Tu-160 bomber about to take off. Image Credit: TASS.
Tu-160 bomber about to take off. Image Credit: TASS.

The Russian invasion of Ukraine continues to falter on the 267th day of the war. After the recent liberation of Kherson City last weekend, the Ukrainian forces are setting up the conditions for liberating more territory in the east and the south.

It remains to be seen where exactly the Ukrainian military will decide to commit any reserve made available by the capture of the western half of the Kherson province. One option would be to push toward the eastern part of the province and try to reach Crimea or Mariupol. But that would mean that the Ukrainian forces would have to cross the Dnipro River in force and establish a bridgehead on the opposite bank, a difficult proposition and one that would require a lot of logistics.

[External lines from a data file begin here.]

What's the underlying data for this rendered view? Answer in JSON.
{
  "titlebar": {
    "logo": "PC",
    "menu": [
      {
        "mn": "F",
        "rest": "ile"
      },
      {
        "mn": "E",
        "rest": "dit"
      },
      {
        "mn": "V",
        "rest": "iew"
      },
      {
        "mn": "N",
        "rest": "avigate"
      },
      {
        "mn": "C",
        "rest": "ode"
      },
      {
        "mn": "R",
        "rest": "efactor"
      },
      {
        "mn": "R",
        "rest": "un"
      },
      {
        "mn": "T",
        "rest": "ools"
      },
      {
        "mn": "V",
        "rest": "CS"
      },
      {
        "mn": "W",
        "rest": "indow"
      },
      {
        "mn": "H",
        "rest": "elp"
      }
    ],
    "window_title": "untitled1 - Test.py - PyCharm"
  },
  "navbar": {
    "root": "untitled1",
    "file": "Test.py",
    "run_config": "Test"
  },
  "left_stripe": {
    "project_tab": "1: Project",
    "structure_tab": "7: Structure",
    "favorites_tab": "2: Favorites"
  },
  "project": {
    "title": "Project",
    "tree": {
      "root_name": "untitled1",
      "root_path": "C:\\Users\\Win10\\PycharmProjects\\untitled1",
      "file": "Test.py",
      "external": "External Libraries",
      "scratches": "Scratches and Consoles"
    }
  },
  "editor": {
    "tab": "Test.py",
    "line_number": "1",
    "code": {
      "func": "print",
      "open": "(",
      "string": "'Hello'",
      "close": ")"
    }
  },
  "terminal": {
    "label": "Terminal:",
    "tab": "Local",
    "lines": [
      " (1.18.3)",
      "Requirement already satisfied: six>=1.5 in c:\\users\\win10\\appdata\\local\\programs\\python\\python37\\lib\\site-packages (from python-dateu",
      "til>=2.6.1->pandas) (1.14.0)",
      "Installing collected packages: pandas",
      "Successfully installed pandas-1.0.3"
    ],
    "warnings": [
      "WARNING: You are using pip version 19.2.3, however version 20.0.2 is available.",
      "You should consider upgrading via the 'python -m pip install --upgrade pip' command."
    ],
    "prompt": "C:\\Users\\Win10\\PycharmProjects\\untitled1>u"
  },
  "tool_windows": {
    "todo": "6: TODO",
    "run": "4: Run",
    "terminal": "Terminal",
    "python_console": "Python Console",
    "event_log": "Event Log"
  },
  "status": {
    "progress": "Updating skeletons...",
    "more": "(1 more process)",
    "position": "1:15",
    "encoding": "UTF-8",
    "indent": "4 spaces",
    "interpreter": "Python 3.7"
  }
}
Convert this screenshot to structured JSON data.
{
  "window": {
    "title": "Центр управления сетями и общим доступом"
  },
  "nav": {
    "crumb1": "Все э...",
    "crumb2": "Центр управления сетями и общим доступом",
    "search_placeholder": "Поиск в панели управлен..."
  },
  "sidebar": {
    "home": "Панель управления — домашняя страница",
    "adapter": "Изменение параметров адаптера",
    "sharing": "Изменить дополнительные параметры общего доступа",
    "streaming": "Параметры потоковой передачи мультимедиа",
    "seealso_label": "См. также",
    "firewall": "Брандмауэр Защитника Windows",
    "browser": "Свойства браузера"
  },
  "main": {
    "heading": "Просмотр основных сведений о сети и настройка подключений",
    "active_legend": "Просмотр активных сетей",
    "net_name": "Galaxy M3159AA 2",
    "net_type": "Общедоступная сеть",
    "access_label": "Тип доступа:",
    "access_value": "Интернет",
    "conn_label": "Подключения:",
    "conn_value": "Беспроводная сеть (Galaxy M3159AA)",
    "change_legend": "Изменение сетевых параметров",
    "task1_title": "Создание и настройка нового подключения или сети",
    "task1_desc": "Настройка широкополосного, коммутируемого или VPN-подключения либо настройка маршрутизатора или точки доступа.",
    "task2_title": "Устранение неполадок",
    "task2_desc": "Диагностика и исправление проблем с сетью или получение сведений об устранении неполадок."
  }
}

The Largest Russian Missile Barrage 

The Ukrainians are still trying to determine the extent of the damage caused by the Russian missile barrage. On Wednesday, the Ukrainian General Staff came out with some figures, stating that the Russian military launched 90 Kh-101 and Kalibr cruise missiles as well as 11 suicide drones (most likely Iranian-made Shahed-136). A good portion of the missiles struck Ukrainian critical infrastructure, but several munitions hit Ukrainian cities.

This is the largest number of missile strikes that the Russian forces have launched on Ukraine in a single day since the invasion began.

“Munitions were launched from air, sea and land-based platforms. Although a large proportion of missiles were successfully intercepted, Ukraine is facing a significant decrease in the power available from its national grid. This will impact upon civilian access to communications, heating and water supplies,” the British Military Intelligence assessed in its latest estimate of the war.

U.S. Secretary of Defense Lloyd Austin said on Wednesday that the National Advanced Surface-to-Air Missile System (NASAMS) that the U.S. has provided Ukraine intercept all of the incoming missiles it engaged. In total, the Ukrainian Air Force, claims to have intercepted 75 missiles and ten suicide drones.

However, the Russian military will soon run out of missiles if it keeps this rate of attacks.

“Continued strikes at this scale are drawing deeply upon Russia’s reserves of conventional cruise missiles, as degrading Ukrainian’s national infrastructure has become a key element of Russia’s strategic approach to the campaign,” the British Military Intelligence added.

The Russian Casualties in Ukraine 

Meanwhile, the Russian military continues to suffer heavy casualties. Although the rate is starting to slow down, the Russian forces are paying a high cost for Russian President Vladimir Putin’s decision to invade Ukraine.


Image of Russian T-72 firing.

Overall, the Ukrainian Ministry of Defense claimed that as of Thursday, Ukrainian forces have killed approximately 83,110 Russian troops (and wounded approximately thrice that number), destroyed 278 fighter, attack, bomber and transport jets, 261 attack and transport helicopters, 2,878 tanks, 1,860 artillery pieces, 5,804 armored personnel carriers and infantry fighting vehicles, 393 Multiple Launch Rocket Systems (MLRS), 16 boats and cutters, 4,362 vehicles and fuel tanks, 209 anti-aircraft batteries, 1,531 tactical unmanned aerial systems, 160 special equipment platforms, such as bridging vehicles, and four mobile Iskander ballistic missile systems, and 474 cruise missiles shot down by the Ukrainian air defenses.

Expert Biography: A 19FortyFive Defense and National Security Columnist, Stavros Atlamazoglou is a seasoned defense journalist specializing in special operations, a Hellenic Army veteran (national service with the 575th Marine Battalion and Army HQ), and a Johns Hopkins University graduate.  His work has been featured in Business InsiderSandboxx, and SOFREP.

1945’s Defense and National Security Columnist, Stavros Atlamazoglou is a seasoned defense journalist with specialized expertise in special operations, a Hellenic Army veteran (national service with the 575th Marine Battalion and Army HQ), and a Johns Hopkins University graduate. His work has been featured in Business Insider, Sandboxx, and SOFREP.